And once again, the rocking chair is carelessly placed
There beside the balcony rail along with some makeshift table,
Discarded relics from a marriage vow, so worn, so outcast yet so able
To the task and uses of a former front page story from a case
Of misplaced destiny and that last unbroken glass. I stir the brew with ease,
The instrument an orphan from the spoons
she used in warm Nebraska noons and jars
Let years ago to contemplate the morning
beneath the clothesline by my mother’s hand:
A bag or two, the backyard sun, and some few hours to see
Three gallons full of topaz in the fridge; scars,
Perhaps, or something dear, a badge of honour
In the meaning; I was of one of hers. She’s gone the distance so much farther
While the mighty Platte’s gone shallow, but magic brews within my hardened
Heart’s plucked tranquilities in hyacinths of memory and thinking deeply on her

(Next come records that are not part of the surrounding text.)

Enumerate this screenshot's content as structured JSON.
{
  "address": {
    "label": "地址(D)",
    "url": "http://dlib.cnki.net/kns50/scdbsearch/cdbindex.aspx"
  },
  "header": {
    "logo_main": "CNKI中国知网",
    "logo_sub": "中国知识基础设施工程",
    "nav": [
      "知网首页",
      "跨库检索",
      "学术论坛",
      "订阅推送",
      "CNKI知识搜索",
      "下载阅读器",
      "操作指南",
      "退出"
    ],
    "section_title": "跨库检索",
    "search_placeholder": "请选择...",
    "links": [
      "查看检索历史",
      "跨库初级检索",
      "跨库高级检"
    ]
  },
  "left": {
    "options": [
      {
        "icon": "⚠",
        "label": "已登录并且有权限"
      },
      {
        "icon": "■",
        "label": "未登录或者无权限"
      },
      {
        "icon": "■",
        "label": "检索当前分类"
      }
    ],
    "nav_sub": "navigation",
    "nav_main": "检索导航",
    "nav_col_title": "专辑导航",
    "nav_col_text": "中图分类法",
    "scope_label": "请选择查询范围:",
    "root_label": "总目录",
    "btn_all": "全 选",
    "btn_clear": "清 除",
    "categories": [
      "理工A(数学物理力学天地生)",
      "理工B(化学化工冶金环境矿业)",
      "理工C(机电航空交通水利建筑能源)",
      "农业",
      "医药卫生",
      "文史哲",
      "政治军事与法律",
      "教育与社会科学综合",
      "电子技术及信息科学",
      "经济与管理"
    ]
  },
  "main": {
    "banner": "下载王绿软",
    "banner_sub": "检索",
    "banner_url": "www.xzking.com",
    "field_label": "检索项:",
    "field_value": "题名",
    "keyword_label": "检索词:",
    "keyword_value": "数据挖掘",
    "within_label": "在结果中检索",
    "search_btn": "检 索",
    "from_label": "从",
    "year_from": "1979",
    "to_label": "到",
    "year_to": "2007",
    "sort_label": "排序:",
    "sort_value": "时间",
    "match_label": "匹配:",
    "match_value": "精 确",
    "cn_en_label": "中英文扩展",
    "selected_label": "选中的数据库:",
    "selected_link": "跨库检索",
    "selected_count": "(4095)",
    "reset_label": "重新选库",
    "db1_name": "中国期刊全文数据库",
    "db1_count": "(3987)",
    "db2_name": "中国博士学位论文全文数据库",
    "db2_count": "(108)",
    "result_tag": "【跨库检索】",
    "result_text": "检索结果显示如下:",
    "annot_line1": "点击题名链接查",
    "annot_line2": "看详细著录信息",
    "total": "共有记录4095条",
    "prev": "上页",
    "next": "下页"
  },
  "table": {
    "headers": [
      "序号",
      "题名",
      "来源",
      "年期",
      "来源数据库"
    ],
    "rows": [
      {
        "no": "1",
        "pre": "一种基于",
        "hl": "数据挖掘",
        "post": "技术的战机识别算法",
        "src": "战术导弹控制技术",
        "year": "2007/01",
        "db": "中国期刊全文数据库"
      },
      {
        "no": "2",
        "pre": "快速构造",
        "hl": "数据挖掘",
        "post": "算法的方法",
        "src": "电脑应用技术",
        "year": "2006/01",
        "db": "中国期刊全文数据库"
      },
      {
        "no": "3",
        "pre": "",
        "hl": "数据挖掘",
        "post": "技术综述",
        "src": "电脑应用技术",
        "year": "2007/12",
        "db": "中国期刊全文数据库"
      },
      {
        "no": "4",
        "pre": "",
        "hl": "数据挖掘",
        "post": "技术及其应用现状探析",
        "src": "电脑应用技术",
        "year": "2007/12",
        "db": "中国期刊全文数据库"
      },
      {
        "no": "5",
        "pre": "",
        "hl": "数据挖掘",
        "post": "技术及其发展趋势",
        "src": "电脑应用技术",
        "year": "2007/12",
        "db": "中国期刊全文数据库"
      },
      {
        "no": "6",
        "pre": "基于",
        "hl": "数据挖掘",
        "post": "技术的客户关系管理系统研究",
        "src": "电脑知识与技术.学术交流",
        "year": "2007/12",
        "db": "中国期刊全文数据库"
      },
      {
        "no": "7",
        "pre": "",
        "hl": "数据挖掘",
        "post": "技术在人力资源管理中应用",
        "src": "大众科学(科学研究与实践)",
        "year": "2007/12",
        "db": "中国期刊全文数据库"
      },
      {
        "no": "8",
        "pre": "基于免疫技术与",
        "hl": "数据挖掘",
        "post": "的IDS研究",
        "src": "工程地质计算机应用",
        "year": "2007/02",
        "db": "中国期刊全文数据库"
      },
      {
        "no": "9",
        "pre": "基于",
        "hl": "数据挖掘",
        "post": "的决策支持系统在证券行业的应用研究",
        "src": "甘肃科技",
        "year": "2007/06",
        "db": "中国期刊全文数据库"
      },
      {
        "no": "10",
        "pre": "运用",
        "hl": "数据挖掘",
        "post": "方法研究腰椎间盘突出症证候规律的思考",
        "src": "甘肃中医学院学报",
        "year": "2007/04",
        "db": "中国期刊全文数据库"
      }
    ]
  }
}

Comes as simple as lemon laced with sugar in the brew, and afternoons in amber.
A word of caution…when I was still living at home with Mom and Dad, there was nothing quite like the sun tea my mother made; it was always perfect, it was always fresh because she made it every day in a two or three-gallon jar with two teabags left in the sun for several hours. Delicious as it was (and probably still is) it has been learned of late that it is not a good idea to let the sun do the trick on the tea; it sits there at just the right temperature to allow the nurturing of bacteria in the water and the tea leaves normally eliminated by the longer but more healthy boiling of the water to make the tea. I was surprised to learn this; yes, well, obviously I escaped from my parents kitchen (or backyard where she left the sun tea to brew) and am still alive to tell the tale. As a matter of fact, I don’t remember ever hearing of anyone getting sick in my hometown or in my state from what they caught from drinking sun tea, and of course, my mother would never have served me anything that would harm me….but of course, there was always my Aunt Lillian’s fried chicken…and Mary Kitchen hash….by the case….
“It Is a Consolation”
It is a consolation as well as a curse that none
Of us lasts within these bodies past the grave;
While here, we have no choice but to mark the moon’s phases
And it is the sun that tells us that we have passed another day.
Still, insofar as all of us are eternal, once created, what honours could
Exceed this single blessing? It takes a thousand years for a sunbeam
To reach the surface of the sun and eight seconds from that portal to the earth,
So we are told.
What we are not told is that once created, the sunbeam never dies,
Nor does it remain with us for long here
Among the living nor there
Beyond the last hotdog joint on its way out of town,
And we are left to guess whence it came and where it’s going
And what the hell it was doing here.
They scrutinise the inner circle, seconds closer to the sun;
They tether vague fancies in what they see.
The goal, the Holy Mountain; the seed of moonbeams,
Sentimental grace notes in devotions on the run,
And as so much depends upon the multitudes, the hours in the flight,
The centre stage, the spotlight, so little alters the day’s applause,
The algorithms generously applied to the phrase or clause
Voiced without a thought to virtue, voids, or to the rites
Of solipsism in the critical mass, the accidental moment
Seen as just another occasional comma with little heed to order in a full stop.
I see them, I speak with them; I hear their thoughts,
Their questions earmarked from time to time–no need for comment
How much less provide a flint for yet another conflagration, yet another guess
Demanding fuel for candidates greater than the sun, never more, never less.
Posted in Denial, Duplicity, Economics, Hubris, Hypocrisy, Materialism, Poetry, Pyrrhic Victory, Sun, Zeitgeist
Tagged Lyric Poetry, Sonnets